One of the main reasons for using cloud backup is that you literally no longer have to worry about managing your backup system. The idea is, it's just going to work, and if it doesn't work, someone's going to tell you. Ask your vendor how true that is. How and under what conditions will you receive notifications that something is wrong? Can you set thresholds? Can you do so by client, location, data type, etc.? Are the notifications via the software, or are they going to send email notifications? Do they provide a reporting portal for you to look at all your backups and how they're doing? What happens if someone uninstalls the software on a client being backed up? Will the system notice, or will it simply stop backing up?
>> Editor's Tip: Read this article to learn more about cloud backup data management.
Cloud backup services fall into two groups. There are those, such as EMC Corp. Mozy, where the software and the service are inseparable. If a company is reselling Mozy to you, it is simply just reselling EMC's Mozy service. There are also those, such as Asigra Inc. or Vembu Technologies, where the software making the service possible is provided by one company, and many service providers use that software on their own hardware to provide their own unique service. There are arguments for both of these types of services. If you like the product, but not the quality of customer service, the latter type of company would allow you to switch service providers without having to reinstall new backup software. But you might prefer the more "monolithic" approach where one large company, such as EMC, is handling the product and the service.
Does the vendor offer an initial seeding option? The first backup of hundreds of gigabytes over the Internet can literally take months to complete. Does the vendor have a system in place to allow you to perform the first backup (referred to as the seed) via some mechanism other than the Internet?
A similar question has to do with large restores. If you need to restore hundreds of gigabytes over the Internet, it may be quicker to ship it than to download it. Do they offer that service and how much do they charge for it? What are the logistics? Do they ship you DVDs, a disk array, or tapes? What does the workflow look like once you receive the shipment?
One final, important thing to consider for medium to large enterprises is whether or not the system can be eventually in-sourced. At some point, your monthly bill may become too much. Is it possible to eventually buy the hardware and software used by the system and bring the management of the backup system in house? Most cloud backup vendors do not allow this, but some do. The more data you plan on backing up, the more it is important for the vendor to be able to offer you this service.
>> Editor's Tip: Read this expert response by Greg Schulz to learn about the costs associated with cloud data backup.
Below is a list of some professional (as opposed to those for home and consumer use) cloud data backup services. It is far from being an exhaustive list, of course, as there are literally hundreds of cloud-based backup vendors. We have tried to select those who seem to be discussed by a majority of users.
Professional cloud backup services: A sampling
- Asigra Inc. Cloud Backup
- Barracuda Networks Backup
- Carbonite Inc. Pro
- CrashPlan Pro
- i365 EVault
- EMC Corp. MozyPro
- IBM Corp. Information Protection Services
- Iron Mountain Digital Services
- Symantec Corp.

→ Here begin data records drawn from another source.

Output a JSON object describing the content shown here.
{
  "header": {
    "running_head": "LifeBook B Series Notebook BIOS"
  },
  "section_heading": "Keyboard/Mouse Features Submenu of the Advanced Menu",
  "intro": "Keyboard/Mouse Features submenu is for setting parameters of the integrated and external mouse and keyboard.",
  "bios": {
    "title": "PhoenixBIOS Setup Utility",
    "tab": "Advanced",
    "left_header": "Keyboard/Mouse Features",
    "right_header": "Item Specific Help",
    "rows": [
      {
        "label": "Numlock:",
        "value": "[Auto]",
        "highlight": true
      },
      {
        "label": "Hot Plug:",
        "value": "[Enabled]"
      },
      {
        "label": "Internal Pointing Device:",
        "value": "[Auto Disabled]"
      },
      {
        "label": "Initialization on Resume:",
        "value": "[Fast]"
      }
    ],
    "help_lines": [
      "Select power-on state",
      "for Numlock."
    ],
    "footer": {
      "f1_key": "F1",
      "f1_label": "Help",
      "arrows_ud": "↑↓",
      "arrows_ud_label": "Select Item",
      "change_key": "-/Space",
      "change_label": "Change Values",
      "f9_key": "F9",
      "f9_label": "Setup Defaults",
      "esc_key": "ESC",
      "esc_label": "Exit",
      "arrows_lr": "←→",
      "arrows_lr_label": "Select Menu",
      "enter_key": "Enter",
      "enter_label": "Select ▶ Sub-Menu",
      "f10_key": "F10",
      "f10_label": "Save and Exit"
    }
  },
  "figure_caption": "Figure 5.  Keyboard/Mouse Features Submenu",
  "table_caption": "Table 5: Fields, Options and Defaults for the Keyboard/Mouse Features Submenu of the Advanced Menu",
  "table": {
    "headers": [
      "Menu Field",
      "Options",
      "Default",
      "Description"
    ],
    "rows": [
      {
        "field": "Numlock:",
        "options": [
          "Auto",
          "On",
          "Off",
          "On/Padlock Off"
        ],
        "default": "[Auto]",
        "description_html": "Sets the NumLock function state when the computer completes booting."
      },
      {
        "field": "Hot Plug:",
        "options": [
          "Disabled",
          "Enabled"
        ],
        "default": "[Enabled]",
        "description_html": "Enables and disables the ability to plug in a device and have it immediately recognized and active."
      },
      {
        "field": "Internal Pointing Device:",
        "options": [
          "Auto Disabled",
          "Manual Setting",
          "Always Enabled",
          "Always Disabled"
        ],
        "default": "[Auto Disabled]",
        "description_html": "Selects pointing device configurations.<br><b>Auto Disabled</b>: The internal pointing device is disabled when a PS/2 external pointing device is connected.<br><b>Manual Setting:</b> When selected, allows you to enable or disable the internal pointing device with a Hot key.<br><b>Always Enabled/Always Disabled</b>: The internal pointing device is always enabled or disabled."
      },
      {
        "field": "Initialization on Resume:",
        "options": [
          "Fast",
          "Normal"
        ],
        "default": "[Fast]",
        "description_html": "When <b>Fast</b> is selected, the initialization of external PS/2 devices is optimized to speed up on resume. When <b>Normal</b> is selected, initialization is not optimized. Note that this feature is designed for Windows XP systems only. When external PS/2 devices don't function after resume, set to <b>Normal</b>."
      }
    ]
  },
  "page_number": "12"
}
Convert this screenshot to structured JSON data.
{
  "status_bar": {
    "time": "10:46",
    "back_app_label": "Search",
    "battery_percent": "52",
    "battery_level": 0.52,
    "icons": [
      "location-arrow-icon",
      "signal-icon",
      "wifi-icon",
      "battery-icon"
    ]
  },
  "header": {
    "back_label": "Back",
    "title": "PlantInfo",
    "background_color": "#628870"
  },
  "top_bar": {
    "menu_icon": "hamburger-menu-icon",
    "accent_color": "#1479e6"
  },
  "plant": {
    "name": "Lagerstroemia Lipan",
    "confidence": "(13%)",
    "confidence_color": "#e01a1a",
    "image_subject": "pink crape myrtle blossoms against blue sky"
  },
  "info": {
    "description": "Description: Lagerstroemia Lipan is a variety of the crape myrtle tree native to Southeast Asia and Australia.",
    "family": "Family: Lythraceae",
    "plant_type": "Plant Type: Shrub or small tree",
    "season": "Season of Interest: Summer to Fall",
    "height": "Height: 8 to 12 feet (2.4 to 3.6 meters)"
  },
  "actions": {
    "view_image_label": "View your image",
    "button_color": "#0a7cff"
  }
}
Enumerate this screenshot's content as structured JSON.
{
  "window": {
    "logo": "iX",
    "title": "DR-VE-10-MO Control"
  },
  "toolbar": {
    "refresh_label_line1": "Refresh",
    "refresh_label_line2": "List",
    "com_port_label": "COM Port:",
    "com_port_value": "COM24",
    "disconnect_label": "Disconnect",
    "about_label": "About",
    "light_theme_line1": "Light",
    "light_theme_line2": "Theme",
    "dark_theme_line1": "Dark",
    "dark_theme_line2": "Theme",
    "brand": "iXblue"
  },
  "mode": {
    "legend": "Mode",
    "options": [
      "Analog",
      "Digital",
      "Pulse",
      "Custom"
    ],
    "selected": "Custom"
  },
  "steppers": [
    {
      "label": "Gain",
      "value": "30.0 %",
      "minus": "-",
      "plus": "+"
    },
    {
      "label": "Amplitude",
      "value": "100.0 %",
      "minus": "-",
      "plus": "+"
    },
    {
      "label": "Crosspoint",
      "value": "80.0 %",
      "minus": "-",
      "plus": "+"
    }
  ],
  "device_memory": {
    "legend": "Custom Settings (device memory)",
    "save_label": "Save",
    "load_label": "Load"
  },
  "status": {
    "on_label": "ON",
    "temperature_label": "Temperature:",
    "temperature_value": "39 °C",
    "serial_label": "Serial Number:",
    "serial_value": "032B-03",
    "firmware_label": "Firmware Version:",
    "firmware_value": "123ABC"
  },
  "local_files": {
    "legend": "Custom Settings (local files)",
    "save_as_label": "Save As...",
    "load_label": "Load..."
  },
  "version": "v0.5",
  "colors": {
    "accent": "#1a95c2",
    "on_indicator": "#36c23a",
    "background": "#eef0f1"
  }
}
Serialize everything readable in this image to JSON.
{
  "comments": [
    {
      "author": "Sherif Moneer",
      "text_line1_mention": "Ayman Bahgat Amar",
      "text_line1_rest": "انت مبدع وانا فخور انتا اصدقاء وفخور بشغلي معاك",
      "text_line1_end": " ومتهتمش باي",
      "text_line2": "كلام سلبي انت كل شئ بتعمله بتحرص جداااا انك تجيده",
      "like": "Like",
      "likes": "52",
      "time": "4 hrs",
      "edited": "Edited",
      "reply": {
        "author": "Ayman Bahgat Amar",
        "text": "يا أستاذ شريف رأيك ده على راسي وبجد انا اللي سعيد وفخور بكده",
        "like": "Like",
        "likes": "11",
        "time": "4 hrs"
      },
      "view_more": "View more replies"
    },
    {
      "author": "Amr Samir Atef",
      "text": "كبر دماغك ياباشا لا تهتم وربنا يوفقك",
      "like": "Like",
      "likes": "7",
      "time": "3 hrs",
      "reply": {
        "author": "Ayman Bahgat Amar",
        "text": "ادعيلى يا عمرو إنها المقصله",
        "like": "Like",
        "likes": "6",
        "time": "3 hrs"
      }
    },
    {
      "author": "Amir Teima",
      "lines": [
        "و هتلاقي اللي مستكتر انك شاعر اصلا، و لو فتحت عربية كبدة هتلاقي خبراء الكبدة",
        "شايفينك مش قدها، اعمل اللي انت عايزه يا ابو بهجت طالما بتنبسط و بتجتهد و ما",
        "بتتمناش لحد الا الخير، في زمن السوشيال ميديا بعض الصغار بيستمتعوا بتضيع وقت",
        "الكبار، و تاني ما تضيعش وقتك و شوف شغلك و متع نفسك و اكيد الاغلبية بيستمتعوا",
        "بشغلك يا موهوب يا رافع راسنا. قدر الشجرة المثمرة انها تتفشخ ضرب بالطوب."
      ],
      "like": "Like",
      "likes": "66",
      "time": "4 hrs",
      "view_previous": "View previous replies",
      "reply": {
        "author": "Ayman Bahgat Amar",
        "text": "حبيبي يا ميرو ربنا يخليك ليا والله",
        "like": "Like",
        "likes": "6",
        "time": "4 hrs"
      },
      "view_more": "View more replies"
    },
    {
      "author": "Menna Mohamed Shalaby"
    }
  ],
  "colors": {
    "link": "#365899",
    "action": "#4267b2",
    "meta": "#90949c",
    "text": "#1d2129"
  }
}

Online Backup
- Vembu Technologies StoreGrid
- Zmanda Inc. Cloud Backup
>> Editor's Tip: To stay up to data on the latest cloud data backup news, tips and trends, bookmark our special section on cloud backup resources.
This was first published in March 2010